To accurately predict prices of the houses in the hackathon, Sunil started with exploratory data analysis with a brief look at the dataset. This involved hypothesis generation, hypothesis testing, exploring the dataset, and univariate and bivariate analysis. With this, Sunil was able to build a basic model. Once that’s done, Sunil leveraged the feature engineering process which helped in extracting features based on EDA as well as feature grouping. This included feature preprocessing, setting cross-validation strategy, hyperparameter tuning, and level 2 stacking and blending the predictions.
When asked about his experience at MachineHack, he said, “This was my first ever competition on MachineHack, and I really liked the community and diverse problem statements it features.”
Winner 03: Saurav Mishra
Saurav’s data science journey started with a few machine learning courses in college, which turned out to be enough to get him placed in this profile. However, after getting placed in a job, Saurav stopped learning and just waited to start the career. However, in July, this year, Saurav realised that his joining had been postponed till March 2021, due to COVID pandemic and this is what made him restart his learning process.
To start with, Saurav did some MOOC and grasped knowledge from some online blogs.

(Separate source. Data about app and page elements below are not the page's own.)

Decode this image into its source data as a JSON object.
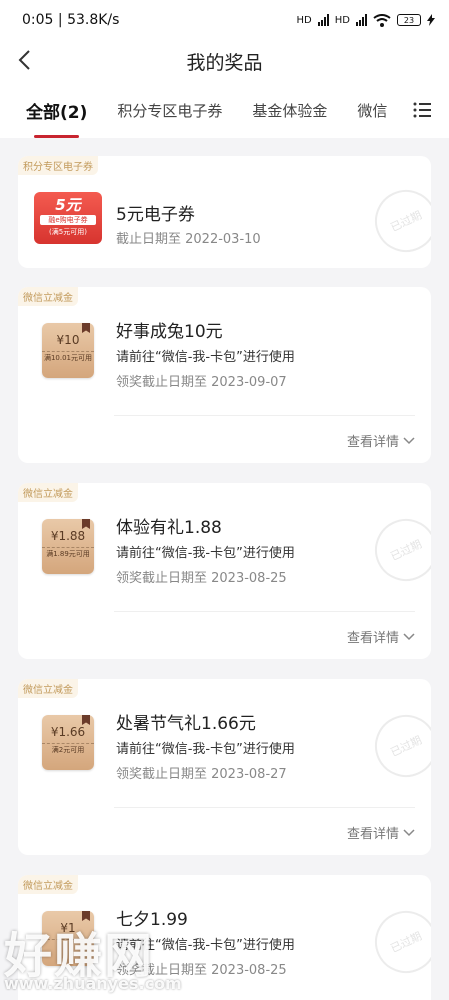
{
  "status_bar": {
    "time": "0:05",
    "speed": "53.8K/s",
    "hd1": "HD",
    "hd2": "HD",
    "battery": "23"
  },
  "header": {
    "title": "我的奖品"
  },
  "tabs": [
    {
      "label": "全部(2)"
    },
    {
      "label": "积分专区电子券"
    },
    {
      "label": "基金体验金"
    },
    {
      "label": "微信"
    }
  ],
  "cards": [
    {
      "tag": "积分专区电子券",
      "thumb": {
        "big": "5元",
        "sub": "融e购电子券",
        "cond": "(满5元可用)"
      },
      "title": "5元电子券",
      "lines": [
        "截止日期至 2022-03-10"
      ],
      "stamp": "已过期"
    },
    {
      "tag": "微信立减金",
      "thumb": {
        "amount": "¥10",
        "cond": "满10.01元可用"
      },
      "title": "好事成兔10元",
      "lines": [
        "请前往“微信-我-卡包”进行使用",
        "领奖截止日期至 2023-09-07"
      ],
      "detail": "查看详情"
    },
    {
      "tag": "微信立减金",
      "thumb": {
        "amount": "¥1.88",
        "cond": "满1.89元可用"
      },
      "title": "体验有礼1.88",
      "lines": [
        "请前往“微信-我-卡包”进行使用",
        "领奖截止日期至 2023-08-25"
      ],
      "detail": "查看详情",
      "stamp": "已过期"
    },
    {
      "tag": "微信立减金",
      "thumb": {
        "amount": "¥1.66",
        "cond": "满2元可用"
      },
      "title": "处暑节气礼1.66元",
      "lines": [
        "请前往“微信-我-卡包”进行使用",
        "领奖截止日期至 2023-08-27"
      ],
      "detail": "查看详情",
      "stamp": "已过期"
    },
    {
      "tag": "微信立减金",
      "thumb": {
        "amount": "¥1",
        "cond": ""
      },
      "title": "七夕1.99",
      "lines": [
        "请前往“微信-我-卡包”进行使用",
        "领奖截止日期至 2023-08-25"
      ],
      "stamp": "已过期"
    }
  ],
  "watermark": {
    "site": "好赚网",
    "url": "www.zhuanyes.com"
  }
}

With the help of his friend, Saurav got introduced to hackathons and competitions, which led to lengthy discussions on various methods and algorithms, and also provided in-depth knowledge to solve these complex problems. “I have only participated in five competitions so far, and I believe these competitions are the best way to learn,” said Saurav.
To solve this House Prediction problem, Saurav started with fundamental exploratory data analysis, and then removed duplicate rows from the training dataset and quickly built a baseline LGBM model. Once that’s done, Saurav moved to feature engineering, with which he was able to extract the city and locality information from the address column and created some more features using GroupBy on the city and locality information — these features improved the model’s performance. Finally, Saurav approached ensemble KFold of XGBoost, LGBM and CatBoost in order to get the final prediction.
This was Saurav’s first MachineHack competition and hopefully many more to come. “I liked the interface of MachineHack very much, and I believe this is a great place to apply and improve my machine learning skills,” said Saurav. “With such competitions, we also get to learn from top machine hackers through their published solutions and can even connect with them. Looking forward to more competitions.”